- Poor Maintenance – If homeowners were unable to afford their mortgage payment, they almost certainly were unable to perform routine maintenance on the property. Problems can be as minor as a few leaky faucets, or as major as damaged roofing or central units.
- It May Be Unclean – A house being left unoccupied for a significant amount of time can mean it will be unclean, either through neglect on the part of the former owners or normal depreciation as the property is left uninhabited and not looked after. When a homeowner is selling the home, they will scrub the house clean or hire a cleaning service to entice buyers. A foreclosed home will not have this benefit. Depending on how long it was left and what condition it is in, there may even be vermin or termites to deal with.
- Undesirable Renovations – Sometimes homeowners were in the middle of a renovation when they lost their ability to pay their mortgage, so you can wind up with a half finished project on your hands when you purchase the property. There is also a chance that a garage or basement was turned into a living space to rent out in order to try and offset the cost of the mortgage.
- No Electricity – There is a good chance the electricity will be off in the foreclosed home, so you will have a hard time seeing what you are buying. Depending on the weather it may also be very hot or very cold in the house, and vacancy can take its toll on appliances left behind.
- Personal Property Left Behind – Many homeowners leave items behind, either because they now have no place to put them or because they were locked out of the house before they could retrieve them. You will now be left with the job of disposing of these items if you decide to purchase the property.
- Lack of Landscaping – More than likely, nobody has been maintaining the lawn of a foreclosed home. You may have a yard full of dead grass or a lawn so overgrown it seems like a jungle! Your foreclosed home will almost certainly require some degree of upkeep when it comes to to the landscaping surrounding the structure.
- No Disclosure – Because the owner of the property is a bank and the bank has not actually lived in the house, they have no idea what problems or issues there may be in the home and they have no obligation to tell you even if they did. You will have to get your own home inspection done to uncover potential issues.
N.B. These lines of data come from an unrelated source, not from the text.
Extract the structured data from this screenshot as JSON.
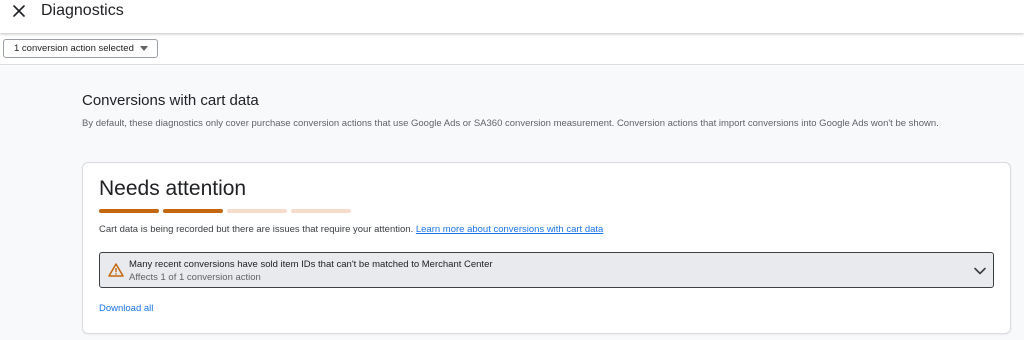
{
  "header": {
    "title": "Diagnostics",
    "close_icon": "close-icon"
  },
  "filter": {
    "selected_label": "1 conversion action selected",
    "dropdown_icon": "caret-down-icon"
  },
  "section": {
    "title": "Conversions with cart data",
    "description": "By default, these diagnostics only cover purchase conversion actions that use Google Ads or SA360 conversion measurement. Conversion actions that import conversions into Google Ads won't be shown."
  },
  "status_card": {
    "title": "Needs attention",
    "progress": {
      "filled_segments": 2,
      "total_segments": 4
    },
    "colors": {
      "filled": "#c5670f",
      "empty": "#f8dccb",
      "link": "#1a73e8"
    },
    "message": "Cart data is being recorded but there are issues that require your attention.",
    "learn_more_label": "Learn more about conversions with cart data",
    "issue": {
      "icon": "warning-icon",
      "title": "Many recent conversions have sold item IDs that can't be matched to Merchant Center",
      "subtitle": "Affects 1 of 1 conversion action",
      "expand_icon": "chevron-down-icon"
    },
    "download_label": "Download all"
  }
}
- Stripped Bare – You may find your new foreclosed home completely stripped of appliances, copper piping, and anything else that might be worth money. Many times the previous owners do this to try and make back some money on their lost home. Other times, the home was broken into and robbed after the previous owners left.
- Judgments and Liens – Foreclosure properties can sometimes come with titles encumbered by judgments or liens that you may have to pay off to close on the deal.
In short, buying a foreclosed property can be a great way to save money. However, be sure to look into all the potential costs involved before making a final decision. Do the math to determine if you will really wind up saving, or if the property will end up costing you when all is said and done.
Below is a current list of Bank Owned Properties over $200,000.